Streamline the onboarding process, making it simple for new customers to understand and adopt your product. Remember that customers who feel empowered to succeed with your business’s help are less likely to leave.
6. Deliver a great customer and product experience
Strive for excellence in customer support and product quality, ensuring customers have consistently positive experiences.
7. Use a PIM (Product Information Management) solution
It’s a great idea to use a PIM system to centralize and manage product data. This will help you enhance the accuracy and consistency of your product information.
8. Look for signs of customers about to churn
Use your subscription management engine to measure engagement of users with your products. For segments of customers with low product engagement, offer the option to pause their subscription for a limited period of time, or pitch them another more interesting product.
9. Define a roadmap for your new customers
Develop a step-by-step guide to help new customers get the most out of your product or service. Informed customers are more likely to stay!
In today’s competitive marketplace, understanding and effectively addressing churn is absolutely critical for companies looking to maintain steady revenue growth and achieve long-term success.
It’s important to remember that each business context is unique, and tailoring your approach to churn reduction is hence essential.
For example, while alarming, a high churn rate can be easier to address since the underlying problems are often more clearly seen.
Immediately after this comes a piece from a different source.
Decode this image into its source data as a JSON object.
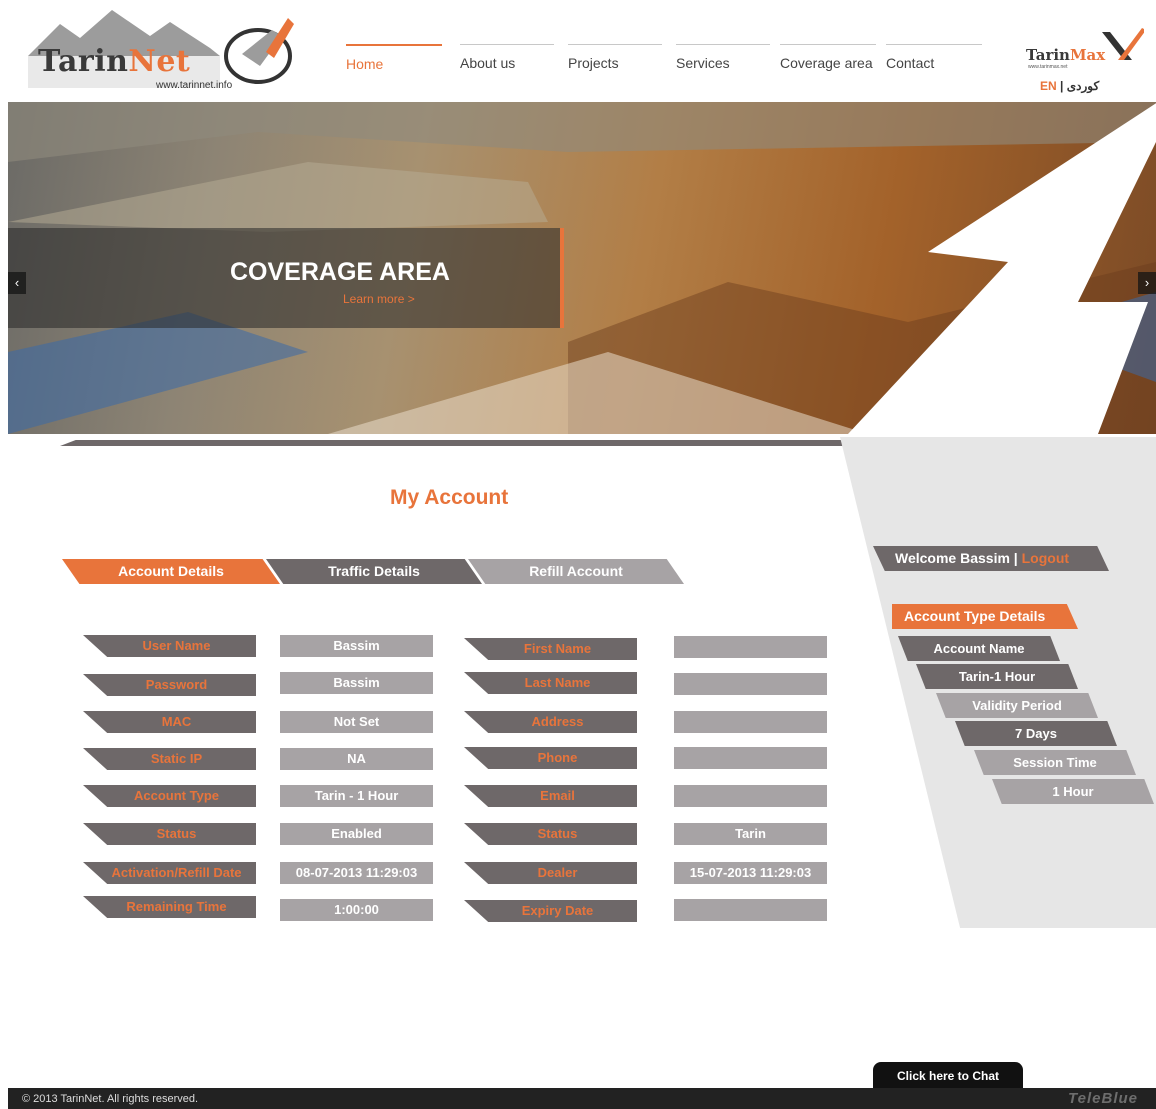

Tackling these issues head-on can substantially improve customer retention and satisfaction.
On the other hand, lowering a 7–10% churn rate is more challenging as the issues are less obvious and require more nuanced solutions.
Emphasizing customer satisfaction, implementing effective retention strategies, and continuously striving for improvement will enable businesses to cultivate a loyal customer base and drive lasting revenue growth.
By avoiding common mistakes and debunking myths, companies can hone in on what truly matters and focus their efforts on delivering exceptional value to their customers.